Dataset excerpts:
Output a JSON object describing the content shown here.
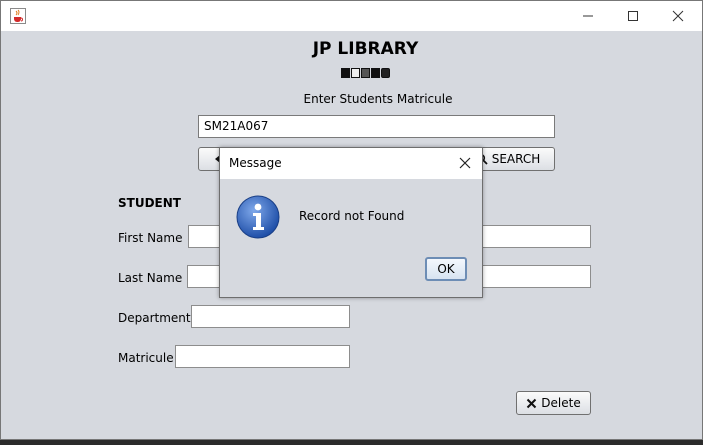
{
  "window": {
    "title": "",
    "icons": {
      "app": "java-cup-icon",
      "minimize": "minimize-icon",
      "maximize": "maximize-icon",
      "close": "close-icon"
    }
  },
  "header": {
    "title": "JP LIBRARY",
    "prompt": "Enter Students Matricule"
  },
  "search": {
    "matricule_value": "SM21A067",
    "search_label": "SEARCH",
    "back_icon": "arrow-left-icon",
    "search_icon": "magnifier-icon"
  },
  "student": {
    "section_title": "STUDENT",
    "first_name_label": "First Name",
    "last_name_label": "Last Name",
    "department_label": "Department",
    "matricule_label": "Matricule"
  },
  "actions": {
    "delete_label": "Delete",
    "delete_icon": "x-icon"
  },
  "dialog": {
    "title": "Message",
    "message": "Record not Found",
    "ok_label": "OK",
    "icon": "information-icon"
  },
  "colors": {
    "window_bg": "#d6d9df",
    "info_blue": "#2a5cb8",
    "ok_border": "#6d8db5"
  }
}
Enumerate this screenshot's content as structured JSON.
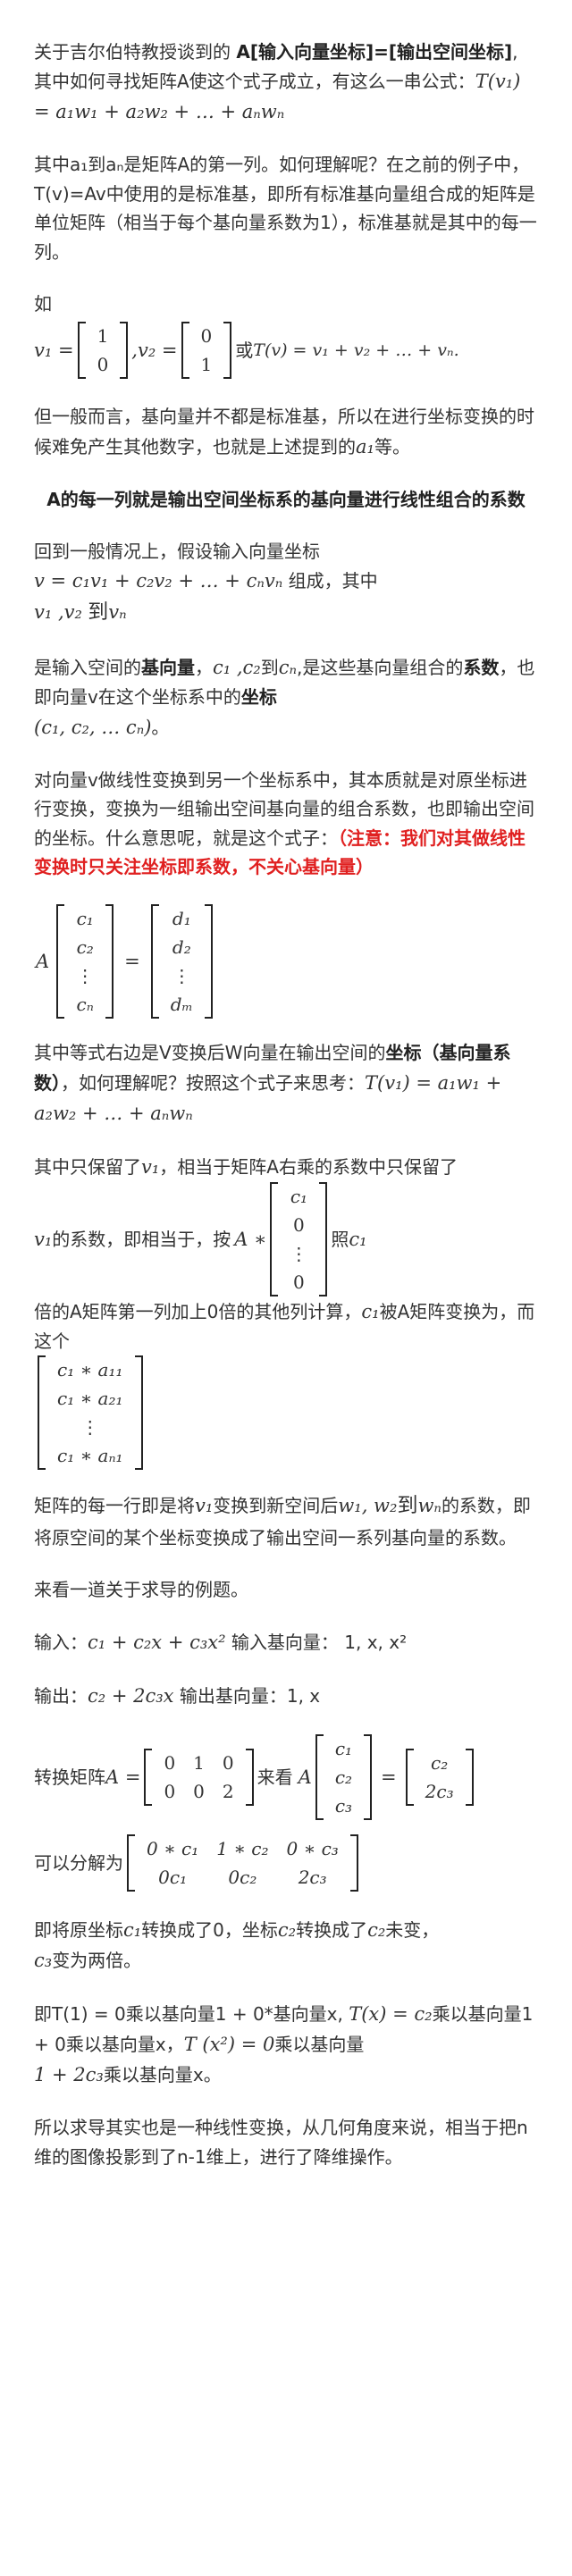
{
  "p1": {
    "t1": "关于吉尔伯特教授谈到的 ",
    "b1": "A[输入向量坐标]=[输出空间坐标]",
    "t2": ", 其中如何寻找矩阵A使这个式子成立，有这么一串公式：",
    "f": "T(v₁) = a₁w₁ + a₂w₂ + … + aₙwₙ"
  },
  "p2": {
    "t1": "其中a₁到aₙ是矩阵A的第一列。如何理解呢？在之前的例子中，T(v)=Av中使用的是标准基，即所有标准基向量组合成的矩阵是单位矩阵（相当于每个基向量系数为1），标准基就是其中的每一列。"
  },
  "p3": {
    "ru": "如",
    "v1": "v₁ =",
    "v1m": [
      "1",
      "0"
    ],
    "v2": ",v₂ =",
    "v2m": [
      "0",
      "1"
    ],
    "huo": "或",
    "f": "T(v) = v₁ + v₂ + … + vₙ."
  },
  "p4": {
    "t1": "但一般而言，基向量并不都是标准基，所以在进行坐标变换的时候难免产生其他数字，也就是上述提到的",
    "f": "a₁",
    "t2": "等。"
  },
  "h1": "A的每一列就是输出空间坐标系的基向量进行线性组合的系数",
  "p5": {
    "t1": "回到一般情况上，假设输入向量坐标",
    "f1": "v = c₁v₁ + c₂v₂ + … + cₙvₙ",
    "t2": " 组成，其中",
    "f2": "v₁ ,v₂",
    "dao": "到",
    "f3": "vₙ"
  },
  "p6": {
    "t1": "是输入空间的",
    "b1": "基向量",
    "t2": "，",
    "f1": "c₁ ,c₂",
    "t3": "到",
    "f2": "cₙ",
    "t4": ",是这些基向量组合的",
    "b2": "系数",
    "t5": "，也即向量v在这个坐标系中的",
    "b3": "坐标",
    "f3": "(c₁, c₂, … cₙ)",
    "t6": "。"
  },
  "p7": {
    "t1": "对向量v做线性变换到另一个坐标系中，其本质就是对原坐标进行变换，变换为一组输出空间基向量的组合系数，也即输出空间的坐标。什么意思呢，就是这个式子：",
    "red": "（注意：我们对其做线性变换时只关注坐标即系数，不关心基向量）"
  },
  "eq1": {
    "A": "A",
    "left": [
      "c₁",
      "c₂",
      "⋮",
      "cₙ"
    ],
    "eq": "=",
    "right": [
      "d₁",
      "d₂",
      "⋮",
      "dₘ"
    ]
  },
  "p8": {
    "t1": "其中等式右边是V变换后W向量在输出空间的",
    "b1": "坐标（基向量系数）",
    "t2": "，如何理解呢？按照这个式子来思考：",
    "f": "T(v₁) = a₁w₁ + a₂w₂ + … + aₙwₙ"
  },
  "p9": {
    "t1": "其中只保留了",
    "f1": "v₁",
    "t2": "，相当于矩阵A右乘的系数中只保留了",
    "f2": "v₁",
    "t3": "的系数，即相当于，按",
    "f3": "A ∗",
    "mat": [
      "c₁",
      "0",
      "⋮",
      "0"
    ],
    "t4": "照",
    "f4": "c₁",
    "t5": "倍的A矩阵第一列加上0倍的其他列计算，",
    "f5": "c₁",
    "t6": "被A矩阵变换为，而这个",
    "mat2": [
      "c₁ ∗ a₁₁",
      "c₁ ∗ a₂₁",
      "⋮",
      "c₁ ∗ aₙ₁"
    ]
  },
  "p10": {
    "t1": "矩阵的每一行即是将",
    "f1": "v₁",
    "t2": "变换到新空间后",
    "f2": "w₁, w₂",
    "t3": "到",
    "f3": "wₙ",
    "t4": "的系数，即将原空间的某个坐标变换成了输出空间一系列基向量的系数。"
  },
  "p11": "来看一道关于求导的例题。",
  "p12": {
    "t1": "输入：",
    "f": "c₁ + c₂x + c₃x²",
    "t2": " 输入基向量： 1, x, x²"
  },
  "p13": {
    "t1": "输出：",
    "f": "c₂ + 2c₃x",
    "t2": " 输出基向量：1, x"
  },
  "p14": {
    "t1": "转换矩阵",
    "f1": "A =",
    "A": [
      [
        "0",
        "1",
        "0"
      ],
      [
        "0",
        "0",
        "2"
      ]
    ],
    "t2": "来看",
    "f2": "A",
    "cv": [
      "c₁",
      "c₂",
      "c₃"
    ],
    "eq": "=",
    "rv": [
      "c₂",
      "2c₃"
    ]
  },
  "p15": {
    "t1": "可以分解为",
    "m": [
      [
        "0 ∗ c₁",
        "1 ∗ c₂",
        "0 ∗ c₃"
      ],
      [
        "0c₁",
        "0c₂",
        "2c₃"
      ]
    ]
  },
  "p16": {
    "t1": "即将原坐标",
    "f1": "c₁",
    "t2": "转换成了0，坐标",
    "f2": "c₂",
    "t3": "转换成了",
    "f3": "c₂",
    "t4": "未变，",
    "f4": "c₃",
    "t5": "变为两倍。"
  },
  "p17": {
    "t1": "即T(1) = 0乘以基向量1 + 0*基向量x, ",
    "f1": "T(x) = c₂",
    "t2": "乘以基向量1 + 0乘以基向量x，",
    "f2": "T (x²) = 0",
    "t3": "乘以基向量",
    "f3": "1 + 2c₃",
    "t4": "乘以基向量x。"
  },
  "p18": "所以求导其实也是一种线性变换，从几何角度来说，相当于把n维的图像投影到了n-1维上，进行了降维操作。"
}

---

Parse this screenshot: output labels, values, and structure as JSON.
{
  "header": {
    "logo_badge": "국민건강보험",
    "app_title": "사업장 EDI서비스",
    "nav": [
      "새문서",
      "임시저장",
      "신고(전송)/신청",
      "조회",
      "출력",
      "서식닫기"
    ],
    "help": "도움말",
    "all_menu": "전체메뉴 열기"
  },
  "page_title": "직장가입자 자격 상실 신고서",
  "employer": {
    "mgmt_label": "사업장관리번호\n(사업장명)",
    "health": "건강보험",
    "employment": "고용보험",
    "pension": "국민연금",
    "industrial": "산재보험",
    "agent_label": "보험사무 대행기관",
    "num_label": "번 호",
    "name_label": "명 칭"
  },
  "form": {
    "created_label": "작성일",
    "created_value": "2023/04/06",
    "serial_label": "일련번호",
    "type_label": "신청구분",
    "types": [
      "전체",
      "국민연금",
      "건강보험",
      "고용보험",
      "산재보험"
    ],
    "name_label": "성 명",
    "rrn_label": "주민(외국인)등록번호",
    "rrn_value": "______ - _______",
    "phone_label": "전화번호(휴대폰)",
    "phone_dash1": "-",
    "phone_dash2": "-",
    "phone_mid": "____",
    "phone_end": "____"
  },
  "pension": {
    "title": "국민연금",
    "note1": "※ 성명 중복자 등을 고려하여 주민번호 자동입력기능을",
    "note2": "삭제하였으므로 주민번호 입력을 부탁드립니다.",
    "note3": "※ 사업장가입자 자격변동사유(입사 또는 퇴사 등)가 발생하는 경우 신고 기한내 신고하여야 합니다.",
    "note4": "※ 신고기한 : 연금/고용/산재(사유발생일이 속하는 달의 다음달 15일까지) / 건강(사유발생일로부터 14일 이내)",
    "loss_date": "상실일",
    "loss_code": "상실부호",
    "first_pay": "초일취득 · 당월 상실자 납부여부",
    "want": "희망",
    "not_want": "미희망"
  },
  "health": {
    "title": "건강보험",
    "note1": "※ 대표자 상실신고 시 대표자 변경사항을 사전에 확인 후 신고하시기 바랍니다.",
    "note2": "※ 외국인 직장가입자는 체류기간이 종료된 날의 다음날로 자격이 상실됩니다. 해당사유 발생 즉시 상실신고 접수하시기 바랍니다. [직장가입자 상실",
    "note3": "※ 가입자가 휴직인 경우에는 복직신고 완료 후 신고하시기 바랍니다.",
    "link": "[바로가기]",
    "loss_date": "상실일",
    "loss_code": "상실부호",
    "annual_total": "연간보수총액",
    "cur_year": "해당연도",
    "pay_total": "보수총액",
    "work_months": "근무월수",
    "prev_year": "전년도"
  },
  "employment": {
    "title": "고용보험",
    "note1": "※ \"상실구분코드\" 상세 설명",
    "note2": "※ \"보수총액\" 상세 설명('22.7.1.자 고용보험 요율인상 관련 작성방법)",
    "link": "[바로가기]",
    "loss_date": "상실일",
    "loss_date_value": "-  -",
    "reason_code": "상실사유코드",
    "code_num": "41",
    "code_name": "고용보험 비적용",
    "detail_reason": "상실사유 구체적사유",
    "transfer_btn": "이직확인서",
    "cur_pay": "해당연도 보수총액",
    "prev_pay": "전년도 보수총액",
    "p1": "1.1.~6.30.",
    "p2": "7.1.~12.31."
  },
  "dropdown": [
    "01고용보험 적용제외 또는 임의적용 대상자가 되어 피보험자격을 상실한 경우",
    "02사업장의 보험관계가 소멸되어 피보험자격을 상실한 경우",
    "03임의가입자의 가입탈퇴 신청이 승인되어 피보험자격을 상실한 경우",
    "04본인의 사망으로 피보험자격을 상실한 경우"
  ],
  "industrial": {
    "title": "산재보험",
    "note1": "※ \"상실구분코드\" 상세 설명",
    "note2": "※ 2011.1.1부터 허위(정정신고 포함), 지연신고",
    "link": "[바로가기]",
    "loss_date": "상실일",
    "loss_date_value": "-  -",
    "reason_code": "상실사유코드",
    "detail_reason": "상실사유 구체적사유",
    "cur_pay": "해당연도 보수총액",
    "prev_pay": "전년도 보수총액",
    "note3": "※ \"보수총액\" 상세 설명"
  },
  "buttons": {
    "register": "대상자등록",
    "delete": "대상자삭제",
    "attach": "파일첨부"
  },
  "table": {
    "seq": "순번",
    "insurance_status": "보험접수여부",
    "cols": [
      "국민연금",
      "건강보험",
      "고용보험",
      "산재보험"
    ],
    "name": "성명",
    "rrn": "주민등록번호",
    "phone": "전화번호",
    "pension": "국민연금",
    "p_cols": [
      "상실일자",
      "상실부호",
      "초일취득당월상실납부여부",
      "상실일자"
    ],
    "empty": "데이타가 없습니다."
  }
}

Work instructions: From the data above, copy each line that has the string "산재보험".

Your solution:
    "industrial": "산재보험",
      "산재보험"
    "title": "산재보험",
      "산재보험"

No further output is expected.